» Goal of the exercise: Set every record down again exactly. Do not carry over the pictures.
Start of Records for this task
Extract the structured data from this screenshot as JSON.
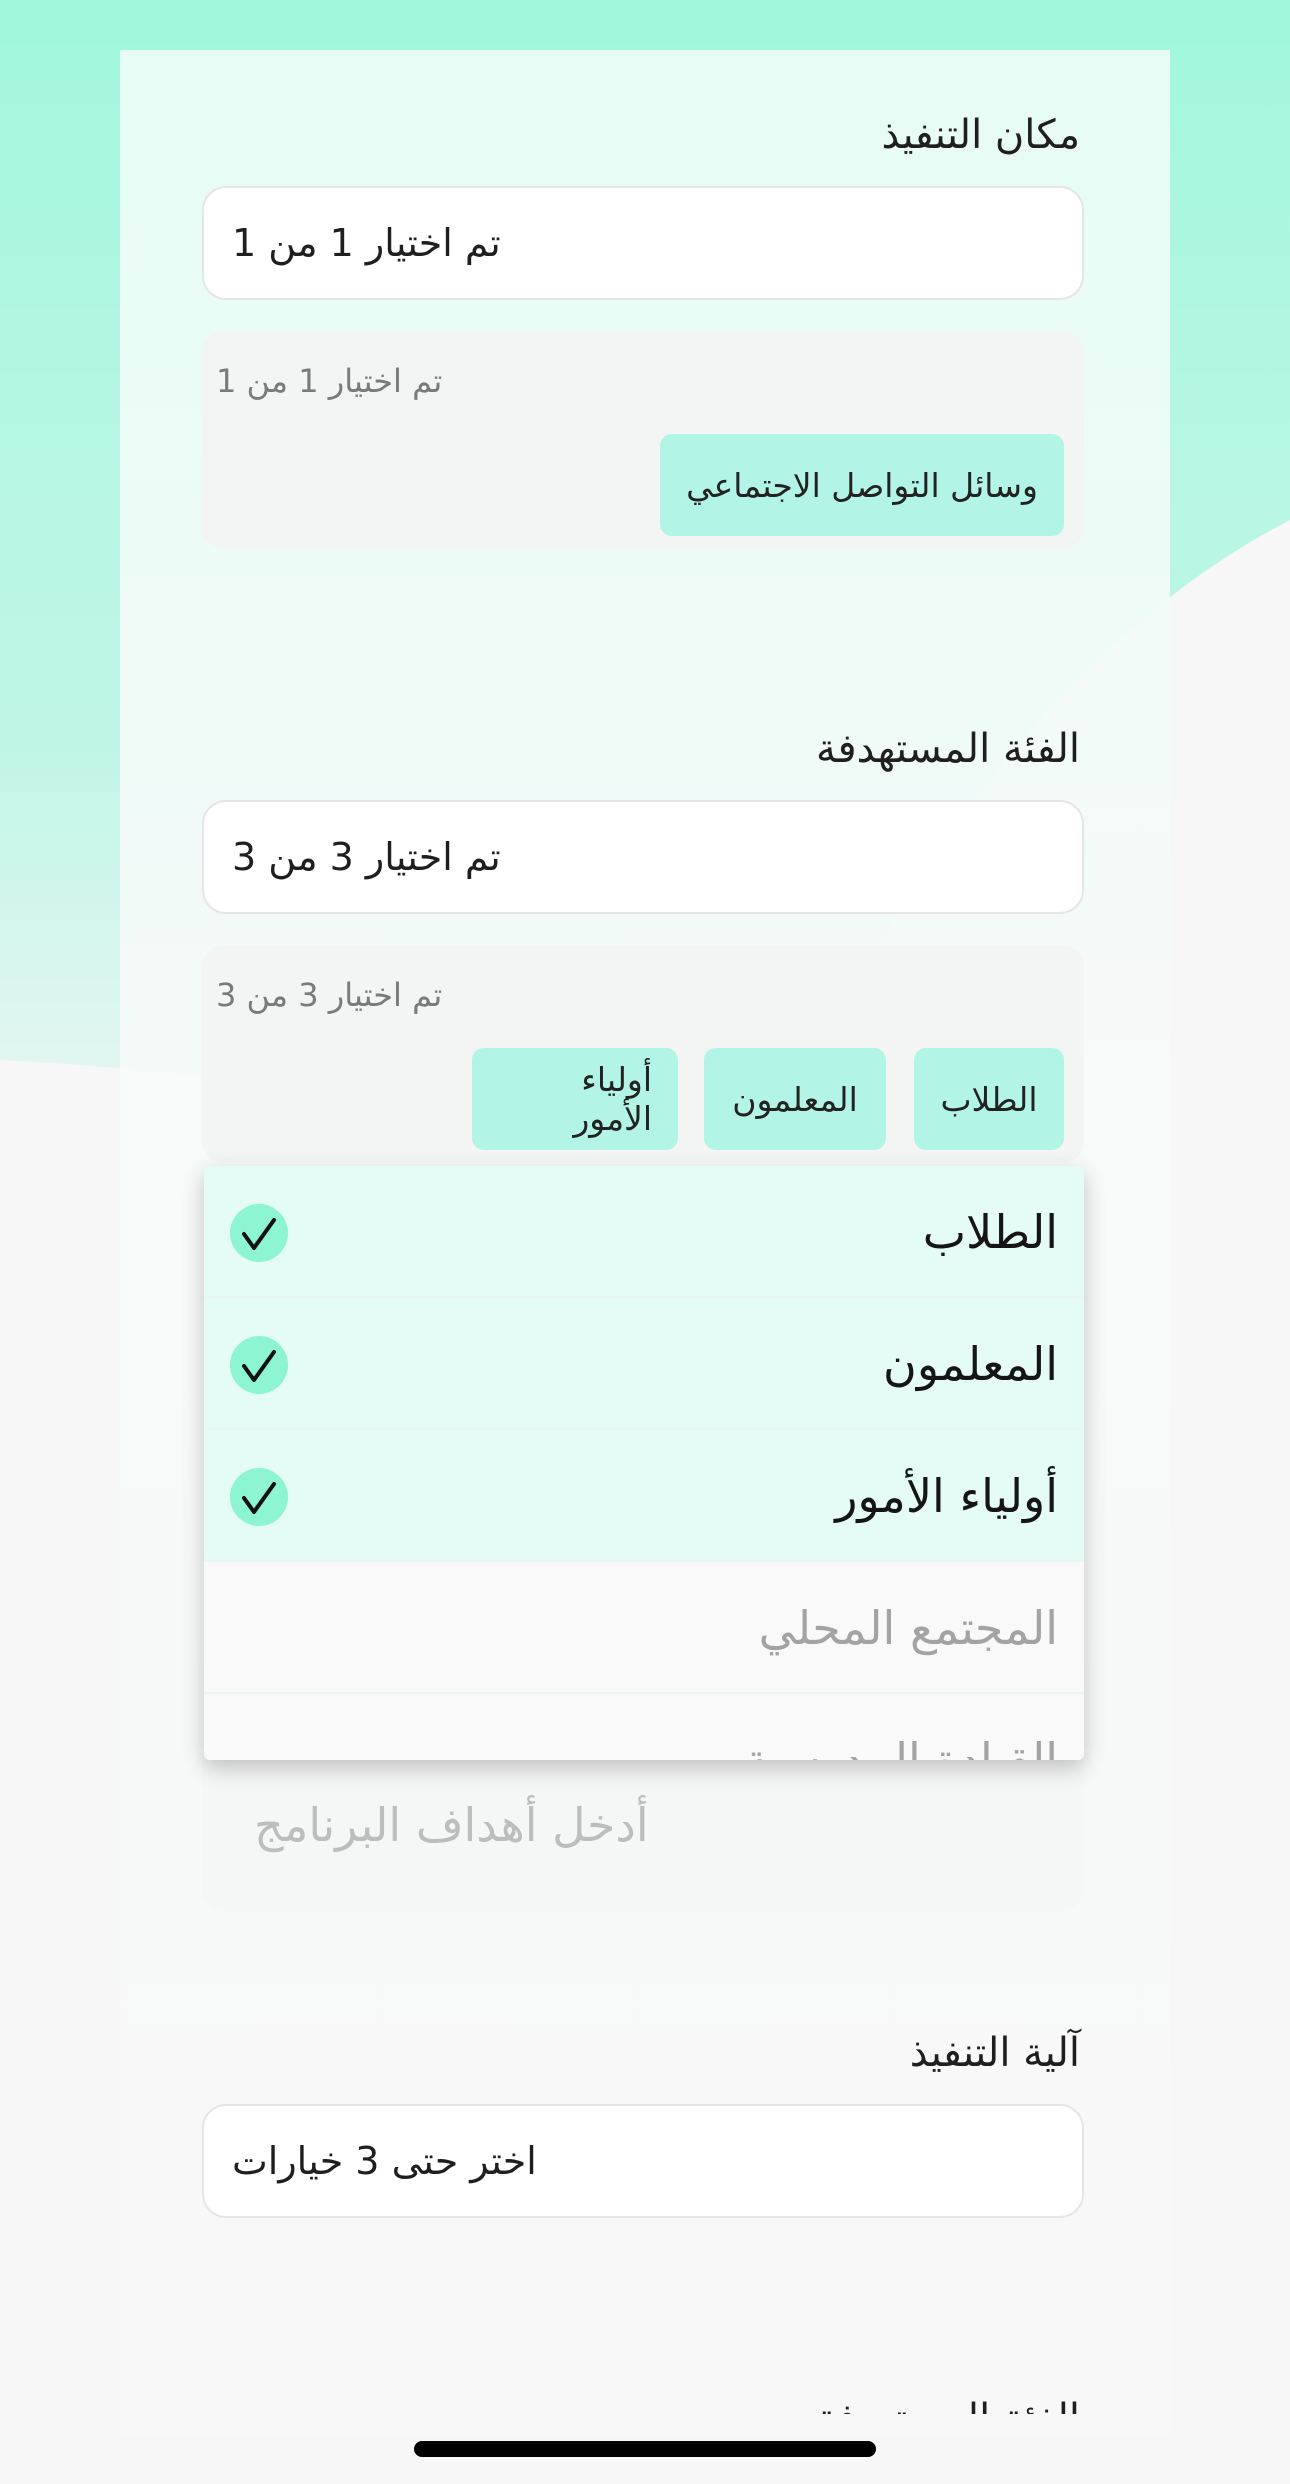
{
  "colors": {
    "accent": "#8ef5d2",
    "chip": "#b2f4e6",
    "selected_row": "#e4fcf5"
  },
  "execution_place": {
    "label": "مكان التنفيذ",
    "field_value": "تم اختيار 1 من 1",
    "selected_count": "تم اختيار 1 من 1",
    "chips": [
      "وسائل التواصل الاجتماعي"
    ]
  },
  "target_group": {
    "label": "الفئة المستهدفة",
    "field_value": "تم اختيار 3 من 3",
    "selected_count": "تم اختيار 3 من 3",
    "chips": [
      "الطلاب",
      "المعلمون",
      "أولياء الأمور"
    ],
    "dropdown_options": [
      {
        "label": "الطلاب",
        "selected": true
      },
      {
        "label": "المعلمون",
        "selected": true
      },
      {
        "label": "أولياء الأمور",
        "selected": true
      },
      {
        "label": "المجتمع المحلي",
        "selected": false
      },
      {
        "label": "القيادة المدرسية",
        "selected": false
      }
    ]
  },
  "objectives": {
    "placeholder": "أدخل أهداف البرنامج"
  },
  "execution_mechanism": {
    "label": "آلية التنفيذ",
    "field_value": "اختر حتى 3 خيارات"
  },
  "next_section_label": "الفئة المستهدفة"
}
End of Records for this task
» Task solution:
Extract the structured data from this screenshot as JSON.
{
  "colors": {
    "accent": "#8ef5d2",
    "chip": "#b2f4e6",
    "selected_row": "#e4fcf5"
  },
  "execution_place": {
    "label": "مكان التنفيذ",
    "field_value": "تم اختيار 1 من 1",
    "selected_count": "تم اختيار 1 من 1",
    "chips": [
      "وسائل التواصل الاجتماعي"
    ]
  },
  "target_group": {
    "label": "الفئة المستهدفة",
    "field_value": "تم اختيار 3 من 3",
    "selected_count": "تم اختيار 3 من 3",
    "chips": [
      "الطلاب",
      "المعلمون",
      "أولياء الأمور"
    ],
    "dropdown_options": [
      {
        "label": "الطلاب",
        "selected": true
      },
      {
        "label": "المعلمون",
        "selected": true
      },
      {
        "label": "أولياء الأمور",
        "selected": true
      },
      {
        "label": "المجتمع المحلي",
        "selected": false
      },
      {
        "label": "القيادة المدرسية",
        "selected": false
      }
    ]
  },
  "objectives": {
    "placeholder": "أدخل أهداف البرنامج"
  },
  "execution_mechanism": {
    "label": "آلية التنفيذ",
    "field_value": "اختر حتى 3 خيارات"
  },
  "next_section_label": "الفئة المستهدفة"
}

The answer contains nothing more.